Today I finally made the momentous decision to get rid of my collection of college textbooks and post college engineering and technical books, which I had carefully maintained for about the past 50 years. This came about after I had recently been involved in helping our good friend, a CVV member, sort and box up her late husband’s similar collection of beloved college engineering textbooks and computer manuals, this following his rather sudden and unexpected demise last winter.
Ever since then I had been saying to myself, ‘I’m 80 plus years old. I have stage 4 prostate cancer. I am an above knee amputee with macular degeneration. I can’t walk very well, can’t see and can’t drive anymore. My younger brother already died and he was healthier than me. Obviously I need to think about getting rid of stuff I’m never going to use again. That’s what a rational person would do.’ Of course it is very hard to be fully rational when making an irrevocable decision to get rid of things that symbolize and reflect the personal and professional accomplishments of my younger self that is now forever lost and can never return again. It’s the forever part that gets to me and I’m sure many of my readers. But I decided to bite the bullet today and just pack my four 10 ream boxes of books that I had so carefully sorted and cataloged several years prior and load them into the car.
Needless to say that task was quite a challenge for me. I knew I could not even open any of the boxes because I would certainly find many very treasured items that I would be unable to finally part with, so I made the conscious decision to just load entire boxes from my den closet into the car, in toto. First problem was my wife is not very good at backing up the car, especially into a garage, so she immediately ran into and knocked over one of our curbside trash bins before finally getting the car into the garage in a catty cornered manner exactly opposite to where I was pointing at her to do.
Meanwhile I had managed to lift one of the boxes from the closet floor into a task chair with casters so I could roll it along the floor to our hallway garage entry door. From there I managed to wrestle the box onto the garage floor and scooted it up near the car’s rear deck. Applying some Herculean effort, I managed to lift it up into the car from my knees. Meanwhile, my wife heard me cursing and struggling to lift just a simple box full of books and advised me that it would perhaps be best and safest if she simply carried individual books into empty boxes in the car while I rested up and recovered from my near fall from my knees to the ground. All this time, I’m saying as many 4 letter words as I know in the hopes something would make this erstwhile simple task doable for someone as decrepit as me.
Anyway, my wife and I finally got the car packed up and headed over to the Thousand Oaks Brimhall Library. Since it was my project that I had already prearranged with the library staff, and rather than have my wife do everything for me (again!), I hobbled over to the front desk, spoke with a staff member who immediately summoned a library aide with a book cart.
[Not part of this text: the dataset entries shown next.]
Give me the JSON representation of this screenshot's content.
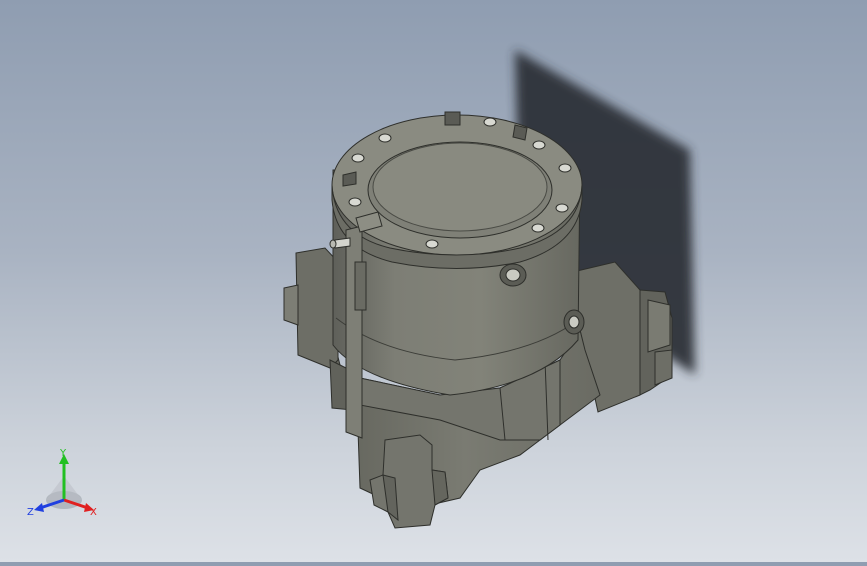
{
  "viewport": {
    "background_top": "#8f9db1",
    "background_bottom": "#dde1e7",
    "model_color": "#7b7c72",
    "shadow_color": "#2c2f34"
  },
  "triad": {
    "y_label": "Y",
    "x_label": "X",
    "z_label": "Z",
    "y_color": "#22c022",
    "x_color": "#e02020",
    "z_color": "#2040e0"
  }
}
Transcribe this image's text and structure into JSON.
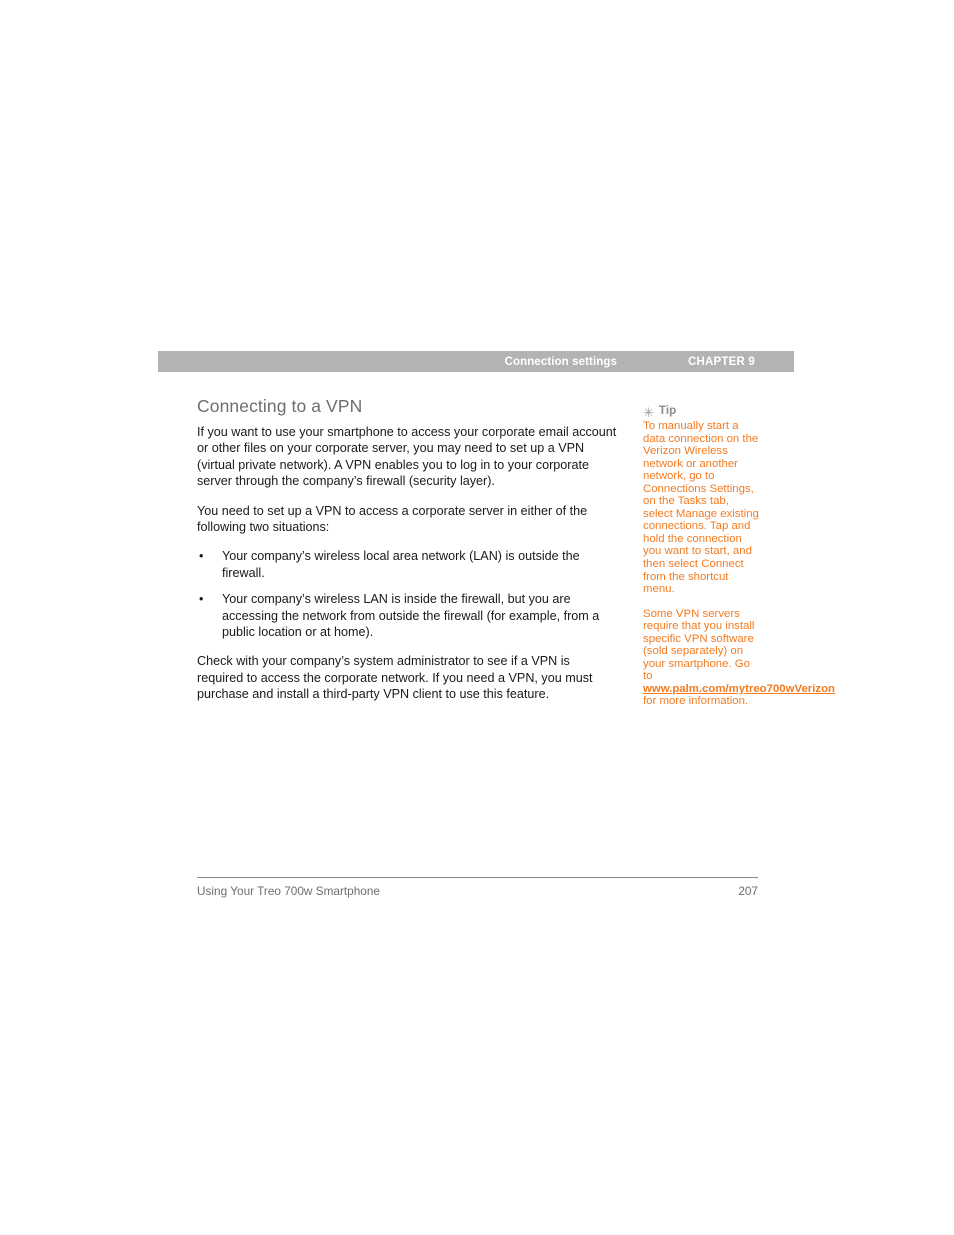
{
  "header": {
    "chapter_title": "Connection settings",
    "chapter_number": "CHAPTER 9",
    "bar_color": "#b3b3b3"
  },
  "main": {
    "heading": "Connecting to a VPN",
    "paragraph_1": "If you want to use your smartphone to access your corporate email account or other files on your corporate server, you may need to set up a VPN (virtual private network). A VPN enables you to log in to your corporate server through the company’s firewall (security layer).",
    "paragraph_2": "You need to set up a VPN to access a corporate server in either of the following two situations:",
    "bullets": [
      {
        "marker": "•",
        "text": "Your company’s wireless local area network (LAN) is outside the firewall."
      },
      {
        "marker": "•",
        "text": "Your company’s wireless LAN is inside the firewall, but you are accessing the network from outside the firewall (for example, from a public location or at home)."
      }
    ],
    "paragraph_3": "Check with your company’s system administrator to see if a VPN is required to access the corporate network. If you need a VPN, you must purchase and install a third-party VPN client to use this feature."
  },
  "tip": {
    "icon": "asterisk-icon",
    "icon_glyph": "✳",
    "label": "Tip",
    "accent_color": "#f47b20",
    "label_color": "#8c8c8c",
    "paragraph_1": "To manually start a data connection on the Verizon Wireless network or another network, go to Connections Settings, on the Tasks tab, select Manage existing connections. Tap and hold the connection you want to start, and then select Connect from the shortcut menu.",
    "paragraph_2_before": "Some VPN servers require that you install specific VPN software (sold separately) on your smartphone. Go to ",
    "paragraph_2_link": "www.palm.com/mytreo700wVerizon",
    "paragraph_2_after": " for more information."
  },
  "footer": {
    "title": "Using Your Treo 700w Smartphone",
    "page_number": "207"
  }
}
We went out to the car together. The young lady, of very slight build, loaded the four boxes onto the cart in almost no time and off she went. No swearing, no falling, no struggling whatsoever. Meanwhile I’m thinking to myself, ‘I used to be like that! What the hell happened!’
As I reflect a little more, I realize that a good part of the problem may be my UCLA physician who is treating me for prostate cancer with meds that impair my strength and endurance at the expense of putting the cancer in a quiet, inactive state. Because I respect him so much, I feel compelled to do what he says. He is a brilliant, dedicated young man barely in his thirties. I know just how disappointed he would be if I should die of prostate cancer, so I’m doing my best to make sure I die of something besides prostate cancer. Meanwhile my wife doesnt want me to die of anything at all, leaving me stuck in this checkout line, credit card in hand, awkwardly waiting and wondering what will transpire next in this great continuum of life, death and all that lies beyond.